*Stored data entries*
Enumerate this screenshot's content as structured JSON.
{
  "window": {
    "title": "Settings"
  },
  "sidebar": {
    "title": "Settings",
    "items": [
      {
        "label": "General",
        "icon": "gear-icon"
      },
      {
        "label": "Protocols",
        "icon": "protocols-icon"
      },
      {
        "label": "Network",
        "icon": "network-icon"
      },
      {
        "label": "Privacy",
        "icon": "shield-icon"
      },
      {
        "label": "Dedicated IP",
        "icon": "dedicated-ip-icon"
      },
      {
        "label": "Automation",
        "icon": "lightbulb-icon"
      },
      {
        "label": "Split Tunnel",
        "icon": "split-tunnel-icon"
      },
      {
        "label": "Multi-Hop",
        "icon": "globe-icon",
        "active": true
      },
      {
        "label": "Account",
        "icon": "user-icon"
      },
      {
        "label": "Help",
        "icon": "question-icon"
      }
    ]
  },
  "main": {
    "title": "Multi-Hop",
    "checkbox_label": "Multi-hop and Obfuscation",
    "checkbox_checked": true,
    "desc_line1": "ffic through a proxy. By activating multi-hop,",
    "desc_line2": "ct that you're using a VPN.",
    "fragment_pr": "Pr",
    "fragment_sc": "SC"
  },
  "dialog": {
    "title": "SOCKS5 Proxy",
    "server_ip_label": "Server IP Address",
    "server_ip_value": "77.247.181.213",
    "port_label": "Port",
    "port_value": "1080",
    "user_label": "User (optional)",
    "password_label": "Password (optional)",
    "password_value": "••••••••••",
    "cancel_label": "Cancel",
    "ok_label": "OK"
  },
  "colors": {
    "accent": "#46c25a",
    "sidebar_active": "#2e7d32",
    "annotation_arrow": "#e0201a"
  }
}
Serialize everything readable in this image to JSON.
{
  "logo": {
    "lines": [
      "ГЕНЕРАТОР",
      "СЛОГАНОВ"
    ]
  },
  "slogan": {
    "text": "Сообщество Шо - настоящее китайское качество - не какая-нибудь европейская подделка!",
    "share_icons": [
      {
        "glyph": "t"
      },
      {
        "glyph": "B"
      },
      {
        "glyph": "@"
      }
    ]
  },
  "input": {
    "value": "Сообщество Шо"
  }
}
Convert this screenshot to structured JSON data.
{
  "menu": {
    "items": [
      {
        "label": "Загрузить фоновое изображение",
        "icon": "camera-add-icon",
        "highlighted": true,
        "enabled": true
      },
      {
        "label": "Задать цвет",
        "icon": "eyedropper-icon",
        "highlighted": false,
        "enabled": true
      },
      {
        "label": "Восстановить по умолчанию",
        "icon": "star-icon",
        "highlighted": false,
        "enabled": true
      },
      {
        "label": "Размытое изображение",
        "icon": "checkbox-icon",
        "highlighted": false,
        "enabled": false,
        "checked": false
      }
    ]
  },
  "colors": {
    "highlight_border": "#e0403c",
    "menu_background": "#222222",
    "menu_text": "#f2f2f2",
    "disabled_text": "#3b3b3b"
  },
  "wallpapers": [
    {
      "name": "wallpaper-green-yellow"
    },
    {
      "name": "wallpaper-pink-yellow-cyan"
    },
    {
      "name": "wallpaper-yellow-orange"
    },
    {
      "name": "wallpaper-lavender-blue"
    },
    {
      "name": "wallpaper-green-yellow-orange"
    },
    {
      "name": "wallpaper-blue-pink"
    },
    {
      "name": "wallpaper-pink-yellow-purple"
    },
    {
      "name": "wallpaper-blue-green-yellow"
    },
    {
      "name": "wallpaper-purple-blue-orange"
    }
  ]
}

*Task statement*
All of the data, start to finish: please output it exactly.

*Solution*
Enumerate this screenshot's content as structured JSON.
{
  "window": {
    "title": "Settings"
  },
  "sidebar": {
    "title": "Settings",
    "items": [
      {
        "label": "General",
        "icon": "gear-icon"
      },
      {
        "label": "Protocols",
        "icon": "protocols-icon"
      },
      {
        "label": "Network",
        "icon": "network-icon"
      },
      {
        "label": "Privacy",
        "icon": "shield-icon"
      },
      {
        "label": "Dedicated IP",
        "icon": "dedicated-ip-icon"
      },
      {
        "label": "Automation",
        "icon": "lightbulb-icon"
      },
      {
        "label": "Split Tunnel",
        "icon": "split-tunnel-icon"
      },
      {
        "label": "Multi-Hop",
        "icon": "globe-icon",
        "active": true
      },
      {
        "label": "Account",
        "icon": "user-icon"
      },
      {
        "label": "Help",
        "icon": "question-icon"
      }
    ]
  },
  "main": {
    "title": "Multi-Hop",
    "checkbox_label": "Multi-hop and Obfuscation",
    "checkbox_checked": true,
    "desc_line1": "ffic through a proxy. By activating multi-hop,",
    "desc_line2": "ct that you're using a VPN.",
    "fragment_pr": "Pr",
    "fragment_sc": "SC"
  },
  "dialog": {
    "title": "SOCKS5 Proxy",
    "server_ip_label": "Server IP Address",
    "server_ip_value": "77.247.181.213",
    "port_label": "Port",
    "port_value": "1080",
    "user_label": "User (optional)",
    "password_label": "Password (optional)",
    "password_value": "••••••••••",
    "cancel_label": "Cancel",
    "ok_label": "OK"
  },
  "colors": {
    "accent": "#46c25a",
    "sidebar_active": "#2e7d32",
    "annotation_arrow": "#e0201a"
  }
}
Serialize everything readable in this image to JSON.
{
  "logo": {
    "lines": [
      "ГЕНЕРАТОР",
      "СЛОГАНОВ"
    ]
  },
  "slogan": {
    "text": "Сообщество Шо - настоящее китайское качество - не какая-нибудь европейская подделка!",
    "share_icons": [
      {
        "glyph": "t"
      },
      {
        "glyph": "B"
      },
      {
        "glyph": "@"
      }
    ]
  },
  "input": {
    "value": "Сообщество Шо"
  }
}
Convert this screenshot to structured JSON data.
{
  "menu": {
    "items": [
      {
        "label": "Загрузить фоновое изображение",
        "icon": "camera-add-icon",
        "highlighted": true,
        "enabled": true
      },
      {
        "label": "Задать цвет",
        "icon": "eyedropper-icon",
        "highlighted": false,
        "enabled": true
      },
      {
        "label": "Восстановить по умолчанию",
        "icon": "star-icon",
        "highlighted": false,
        "enabled": true
      },
      {
        "label": "Размытое изображение",
        "icon": "checkbox-icon",
        "highlighted": false,
        "enabled": false,
        "checked": false
      }
    ]
  },
  "colors": {
    "highlight_border": "#e0403c",
    "menu_background": "#222222",
    "menu_text": "#f2f2f2",
    "disabled_text": "#3b3b3b"
  },
  "wallpapers": [
    {
      "name": "wallpaper-green-yellow"
    },
    {
      "name": "wallpaper-pink-yellow-cyan"
    },
    {
      "name": "wallpaper-yellow-orange"
    },
    {
      "name": "wallpaper-lavender-blue"
    },
    {
      "name": "wallpaper-green-yellow-orange"
    },
    {
      "name": "wallpaper-blue-pink"
    },
    {
      "name": "wallpaper-pink-yellow-purple"
    },
    {
      "name": "wallpaper-blue-green-yellow"
    },
    {
      "name": "wallpaper-purple-blue-orange"
    }
  ]
}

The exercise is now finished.